University of Utah Health conducting antibody testing at ARUP Laboratories

University of Utah Health announced this week that it is conducting COVID-19 antibody testing through ARUP Laboratories.

The ARUP test is called the COVID-19 IgG, by ELISA (enzyme-linked immunosorbent assay). The test evaluates serum from a blood draw. In outlining how the test works, the University of Utah said that results are reported as “positive” or “negative” for the presence of IgG antibodies to SARS-CoV-2. Additionally, the test report offers an index value that can be used to measure antibody response to SARS-CoV-2 and to evaluate response to the virus over time with repeat testing.

COVID-19 is brand new in the human population,” says Vincente Planelles, PhD, a virologist at University of Utah Health. “We still have a lot to learn about how to protect ourselves both as individuals and as a society.”

If a test result comes back positive, it means the patient was exposed to COVID-19 and developed an antibody response to the virus. Even still, a positive test does not indicate immunity nor does it reveal when or where the patient was exposed. Contact tracing efforts are underway in Utah.

 

 

A negative test result means the antibodies to the COVID-19 virus were not detected in the patient’s sample. According to the University of Utah, this lack of detection could mean that exposure hasn’t taken place, the patient’s exposure was too recent for an antibody response to develop, or that exposure did not result in significant antibody development.
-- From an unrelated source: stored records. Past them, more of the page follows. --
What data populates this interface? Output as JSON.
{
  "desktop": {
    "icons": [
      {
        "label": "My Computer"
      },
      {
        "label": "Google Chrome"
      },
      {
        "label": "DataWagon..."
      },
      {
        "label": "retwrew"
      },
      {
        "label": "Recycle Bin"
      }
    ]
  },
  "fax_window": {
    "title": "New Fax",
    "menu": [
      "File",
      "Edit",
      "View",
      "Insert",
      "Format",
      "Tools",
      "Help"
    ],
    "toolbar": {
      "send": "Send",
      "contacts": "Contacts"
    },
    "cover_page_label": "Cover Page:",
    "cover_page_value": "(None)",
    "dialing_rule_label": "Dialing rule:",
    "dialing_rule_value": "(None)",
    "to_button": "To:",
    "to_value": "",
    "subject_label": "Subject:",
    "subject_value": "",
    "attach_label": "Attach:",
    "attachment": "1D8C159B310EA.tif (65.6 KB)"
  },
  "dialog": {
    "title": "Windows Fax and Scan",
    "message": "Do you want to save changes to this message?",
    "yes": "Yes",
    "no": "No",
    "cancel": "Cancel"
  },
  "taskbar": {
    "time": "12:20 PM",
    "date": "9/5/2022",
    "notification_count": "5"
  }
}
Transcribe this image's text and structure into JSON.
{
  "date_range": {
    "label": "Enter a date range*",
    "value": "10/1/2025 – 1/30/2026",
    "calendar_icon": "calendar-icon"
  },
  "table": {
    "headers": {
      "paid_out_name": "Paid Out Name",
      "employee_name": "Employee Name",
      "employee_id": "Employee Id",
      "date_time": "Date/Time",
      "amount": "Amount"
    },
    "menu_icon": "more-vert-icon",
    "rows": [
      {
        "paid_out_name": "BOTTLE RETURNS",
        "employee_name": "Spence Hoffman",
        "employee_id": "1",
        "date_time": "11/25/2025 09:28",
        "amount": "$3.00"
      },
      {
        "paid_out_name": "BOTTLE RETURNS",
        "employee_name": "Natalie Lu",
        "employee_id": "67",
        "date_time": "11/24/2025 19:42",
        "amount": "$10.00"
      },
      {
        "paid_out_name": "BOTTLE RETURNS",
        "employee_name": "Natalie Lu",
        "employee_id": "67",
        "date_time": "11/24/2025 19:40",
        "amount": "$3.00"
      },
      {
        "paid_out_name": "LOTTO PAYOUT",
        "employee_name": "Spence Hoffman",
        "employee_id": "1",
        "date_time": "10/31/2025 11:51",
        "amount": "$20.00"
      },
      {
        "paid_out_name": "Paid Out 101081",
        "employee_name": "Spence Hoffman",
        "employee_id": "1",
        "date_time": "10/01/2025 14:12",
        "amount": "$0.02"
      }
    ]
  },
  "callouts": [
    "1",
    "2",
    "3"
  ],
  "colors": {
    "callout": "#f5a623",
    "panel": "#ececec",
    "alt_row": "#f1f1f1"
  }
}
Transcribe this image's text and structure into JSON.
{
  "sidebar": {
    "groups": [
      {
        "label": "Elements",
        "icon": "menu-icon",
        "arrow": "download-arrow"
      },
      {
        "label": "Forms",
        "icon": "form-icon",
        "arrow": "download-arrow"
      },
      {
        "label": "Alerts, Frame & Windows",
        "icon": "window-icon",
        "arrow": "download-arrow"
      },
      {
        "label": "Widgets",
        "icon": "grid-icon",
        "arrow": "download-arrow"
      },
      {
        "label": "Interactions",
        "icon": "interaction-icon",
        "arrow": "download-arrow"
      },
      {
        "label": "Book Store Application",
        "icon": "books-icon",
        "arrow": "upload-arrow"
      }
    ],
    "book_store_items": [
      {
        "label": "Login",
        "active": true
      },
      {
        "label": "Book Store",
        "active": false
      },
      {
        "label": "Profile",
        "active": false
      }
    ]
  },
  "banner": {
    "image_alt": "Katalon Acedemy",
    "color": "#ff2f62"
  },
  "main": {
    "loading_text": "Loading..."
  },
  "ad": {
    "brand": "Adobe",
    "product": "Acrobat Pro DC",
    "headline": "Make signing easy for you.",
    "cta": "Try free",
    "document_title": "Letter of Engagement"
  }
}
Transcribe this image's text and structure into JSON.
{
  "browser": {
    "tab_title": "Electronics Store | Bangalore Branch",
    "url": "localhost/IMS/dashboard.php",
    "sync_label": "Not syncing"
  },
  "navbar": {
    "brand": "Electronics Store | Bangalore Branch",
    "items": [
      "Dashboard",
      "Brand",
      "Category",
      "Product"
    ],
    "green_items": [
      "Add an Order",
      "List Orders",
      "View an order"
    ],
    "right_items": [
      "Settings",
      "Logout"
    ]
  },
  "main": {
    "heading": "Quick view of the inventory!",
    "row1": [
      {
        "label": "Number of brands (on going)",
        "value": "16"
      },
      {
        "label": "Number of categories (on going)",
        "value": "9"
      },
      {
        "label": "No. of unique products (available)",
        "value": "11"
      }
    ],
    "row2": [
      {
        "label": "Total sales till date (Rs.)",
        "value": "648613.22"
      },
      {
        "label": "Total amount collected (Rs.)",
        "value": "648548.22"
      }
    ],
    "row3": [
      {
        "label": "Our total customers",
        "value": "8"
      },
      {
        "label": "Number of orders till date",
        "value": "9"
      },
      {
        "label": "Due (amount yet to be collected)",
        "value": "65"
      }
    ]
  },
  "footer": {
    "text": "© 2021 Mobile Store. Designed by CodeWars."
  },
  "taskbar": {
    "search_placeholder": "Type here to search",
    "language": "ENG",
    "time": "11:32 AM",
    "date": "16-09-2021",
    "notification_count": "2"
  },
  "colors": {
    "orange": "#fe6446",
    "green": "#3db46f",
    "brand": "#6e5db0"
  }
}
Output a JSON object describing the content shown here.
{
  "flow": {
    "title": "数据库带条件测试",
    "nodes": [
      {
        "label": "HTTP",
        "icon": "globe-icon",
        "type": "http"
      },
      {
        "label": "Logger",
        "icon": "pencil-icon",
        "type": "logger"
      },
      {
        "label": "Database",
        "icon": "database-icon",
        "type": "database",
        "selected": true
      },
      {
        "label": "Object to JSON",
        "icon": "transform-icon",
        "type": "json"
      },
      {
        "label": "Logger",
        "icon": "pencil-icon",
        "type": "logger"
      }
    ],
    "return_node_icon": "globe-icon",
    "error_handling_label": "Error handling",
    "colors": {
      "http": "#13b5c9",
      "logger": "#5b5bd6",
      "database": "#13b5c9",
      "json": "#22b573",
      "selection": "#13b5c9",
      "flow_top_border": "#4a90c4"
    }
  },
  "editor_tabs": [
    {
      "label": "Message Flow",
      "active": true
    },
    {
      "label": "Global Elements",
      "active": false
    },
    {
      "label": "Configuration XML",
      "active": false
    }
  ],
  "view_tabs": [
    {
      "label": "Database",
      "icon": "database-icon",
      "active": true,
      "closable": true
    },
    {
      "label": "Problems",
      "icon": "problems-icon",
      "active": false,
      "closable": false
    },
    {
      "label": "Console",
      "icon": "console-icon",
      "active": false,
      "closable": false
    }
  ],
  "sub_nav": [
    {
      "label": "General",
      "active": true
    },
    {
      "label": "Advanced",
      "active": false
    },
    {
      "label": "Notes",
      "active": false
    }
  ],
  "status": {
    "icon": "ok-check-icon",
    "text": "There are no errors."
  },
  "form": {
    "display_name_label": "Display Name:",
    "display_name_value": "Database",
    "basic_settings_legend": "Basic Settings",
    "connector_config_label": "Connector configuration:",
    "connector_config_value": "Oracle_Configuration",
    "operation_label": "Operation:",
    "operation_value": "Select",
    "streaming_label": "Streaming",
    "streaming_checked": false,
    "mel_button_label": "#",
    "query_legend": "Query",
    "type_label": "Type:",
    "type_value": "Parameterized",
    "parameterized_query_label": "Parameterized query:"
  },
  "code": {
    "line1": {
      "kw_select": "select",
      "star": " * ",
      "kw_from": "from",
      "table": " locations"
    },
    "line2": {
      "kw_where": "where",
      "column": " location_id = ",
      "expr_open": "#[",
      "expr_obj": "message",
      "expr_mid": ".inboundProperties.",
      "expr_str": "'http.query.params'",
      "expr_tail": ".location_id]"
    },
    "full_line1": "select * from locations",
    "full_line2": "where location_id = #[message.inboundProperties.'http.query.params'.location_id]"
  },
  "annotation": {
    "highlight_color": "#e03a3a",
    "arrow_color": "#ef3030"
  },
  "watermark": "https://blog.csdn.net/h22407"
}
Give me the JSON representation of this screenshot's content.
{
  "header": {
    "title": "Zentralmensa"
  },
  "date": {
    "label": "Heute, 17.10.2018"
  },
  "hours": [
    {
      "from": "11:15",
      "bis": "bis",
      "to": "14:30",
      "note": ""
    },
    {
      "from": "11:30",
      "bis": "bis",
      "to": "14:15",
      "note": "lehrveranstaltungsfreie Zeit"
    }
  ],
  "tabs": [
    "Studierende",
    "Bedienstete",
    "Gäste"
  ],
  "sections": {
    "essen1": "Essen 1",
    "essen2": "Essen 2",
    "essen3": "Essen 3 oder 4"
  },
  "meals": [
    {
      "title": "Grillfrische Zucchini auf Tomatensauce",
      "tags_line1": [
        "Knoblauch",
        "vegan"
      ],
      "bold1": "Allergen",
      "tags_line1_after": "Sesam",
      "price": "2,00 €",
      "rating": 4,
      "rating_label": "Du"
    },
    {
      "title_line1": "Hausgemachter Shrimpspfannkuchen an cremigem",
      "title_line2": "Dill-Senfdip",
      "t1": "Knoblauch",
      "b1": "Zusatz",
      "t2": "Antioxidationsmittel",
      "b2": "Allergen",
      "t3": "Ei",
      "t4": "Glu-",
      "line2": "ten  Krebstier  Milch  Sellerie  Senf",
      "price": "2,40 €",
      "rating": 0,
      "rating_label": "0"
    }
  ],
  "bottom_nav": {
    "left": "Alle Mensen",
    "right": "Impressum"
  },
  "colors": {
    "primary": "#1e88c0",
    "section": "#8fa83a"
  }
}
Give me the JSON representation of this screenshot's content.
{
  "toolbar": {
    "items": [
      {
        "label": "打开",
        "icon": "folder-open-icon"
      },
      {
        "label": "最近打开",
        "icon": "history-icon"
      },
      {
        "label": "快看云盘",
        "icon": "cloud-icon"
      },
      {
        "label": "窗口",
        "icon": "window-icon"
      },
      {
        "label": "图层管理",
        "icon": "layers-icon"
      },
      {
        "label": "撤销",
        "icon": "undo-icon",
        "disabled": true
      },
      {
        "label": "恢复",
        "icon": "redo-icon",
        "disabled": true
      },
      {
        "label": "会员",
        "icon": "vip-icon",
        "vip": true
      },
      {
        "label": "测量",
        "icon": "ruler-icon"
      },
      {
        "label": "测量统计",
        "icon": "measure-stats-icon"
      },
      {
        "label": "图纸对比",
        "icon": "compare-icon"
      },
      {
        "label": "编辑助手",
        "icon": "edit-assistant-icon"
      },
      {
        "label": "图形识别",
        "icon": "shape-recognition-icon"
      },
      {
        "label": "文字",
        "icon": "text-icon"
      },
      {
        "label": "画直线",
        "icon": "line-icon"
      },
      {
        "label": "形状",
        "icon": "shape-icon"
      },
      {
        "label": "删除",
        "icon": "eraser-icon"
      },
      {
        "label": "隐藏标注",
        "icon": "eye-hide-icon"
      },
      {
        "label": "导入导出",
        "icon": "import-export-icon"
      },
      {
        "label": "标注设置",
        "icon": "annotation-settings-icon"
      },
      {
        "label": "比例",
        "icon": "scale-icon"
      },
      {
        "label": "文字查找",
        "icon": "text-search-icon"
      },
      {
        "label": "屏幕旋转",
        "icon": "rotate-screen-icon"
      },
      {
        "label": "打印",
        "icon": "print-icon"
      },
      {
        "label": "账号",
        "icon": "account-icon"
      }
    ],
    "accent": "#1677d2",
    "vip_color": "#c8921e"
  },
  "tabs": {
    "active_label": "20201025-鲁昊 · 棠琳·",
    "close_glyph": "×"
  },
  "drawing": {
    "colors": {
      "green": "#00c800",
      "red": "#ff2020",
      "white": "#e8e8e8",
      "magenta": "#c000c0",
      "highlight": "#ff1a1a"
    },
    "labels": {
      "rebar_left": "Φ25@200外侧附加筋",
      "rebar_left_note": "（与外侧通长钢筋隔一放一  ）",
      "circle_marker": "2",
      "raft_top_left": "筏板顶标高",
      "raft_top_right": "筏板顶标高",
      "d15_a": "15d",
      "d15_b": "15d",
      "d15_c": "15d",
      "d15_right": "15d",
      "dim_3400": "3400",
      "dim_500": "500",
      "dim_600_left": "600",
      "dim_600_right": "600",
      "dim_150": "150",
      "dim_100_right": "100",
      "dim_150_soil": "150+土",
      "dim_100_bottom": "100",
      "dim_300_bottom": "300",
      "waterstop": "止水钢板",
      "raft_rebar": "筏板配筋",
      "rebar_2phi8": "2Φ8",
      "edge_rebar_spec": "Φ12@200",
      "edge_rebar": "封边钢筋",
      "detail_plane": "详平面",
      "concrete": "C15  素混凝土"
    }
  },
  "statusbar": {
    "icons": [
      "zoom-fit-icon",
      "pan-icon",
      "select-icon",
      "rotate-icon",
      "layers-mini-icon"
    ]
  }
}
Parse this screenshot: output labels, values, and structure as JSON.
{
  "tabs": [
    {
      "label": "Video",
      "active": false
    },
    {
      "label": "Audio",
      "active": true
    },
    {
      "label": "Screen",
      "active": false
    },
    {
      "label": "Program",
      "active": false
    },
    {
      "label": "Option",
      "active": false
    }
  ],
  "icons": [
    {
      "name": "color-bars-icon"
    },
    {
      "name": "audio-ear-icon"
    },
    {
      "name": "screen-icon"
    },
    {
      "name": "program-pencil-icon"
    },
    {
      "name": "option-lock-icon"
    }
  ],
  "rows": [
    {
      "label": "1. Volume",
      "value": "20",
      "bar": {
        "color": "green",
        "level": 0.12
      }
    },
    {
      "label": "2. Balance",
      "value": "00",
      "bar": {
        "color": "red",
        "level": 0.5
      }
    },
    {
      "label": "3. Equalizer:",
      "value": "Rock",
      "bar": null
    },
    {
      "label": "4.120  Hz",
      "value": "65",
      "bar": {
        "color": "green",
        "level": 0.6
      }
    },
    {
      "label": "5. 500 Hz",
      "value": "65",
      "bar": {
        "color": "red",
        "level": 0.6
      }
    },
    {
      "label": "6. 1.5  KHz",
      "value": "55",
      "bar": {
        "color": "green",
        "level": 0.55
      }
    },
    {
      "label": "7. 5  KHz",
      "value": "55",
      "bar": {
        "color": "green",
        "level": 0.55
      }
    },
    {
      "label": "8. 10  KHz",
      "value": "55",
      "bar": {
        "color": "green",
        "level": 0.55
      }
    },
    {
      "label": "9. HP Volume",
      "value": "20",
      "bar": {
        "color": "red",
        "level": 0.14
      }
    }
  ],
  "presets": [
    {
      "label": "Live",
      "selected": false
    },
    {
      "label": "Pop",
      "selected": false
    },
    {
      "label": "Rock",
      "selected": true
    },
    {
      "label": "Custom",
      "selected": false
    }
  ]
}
University of Utah Health providers are permitted to order an antibody test for patients based on specific criteria including “if the patient was previously undiagnosed with a respiratory illness or had close contact with a diagnosed COVID-19 patient but did not develop symptoms or did not get tested for COVID-19.” After consulting with a patients, providers are tasked with determining whether an antibody test is appropriate.

ARUP Laboratories is a national clinical and anatomic pathology reference laboratory and a nonprofit enterprise of the University of Utah.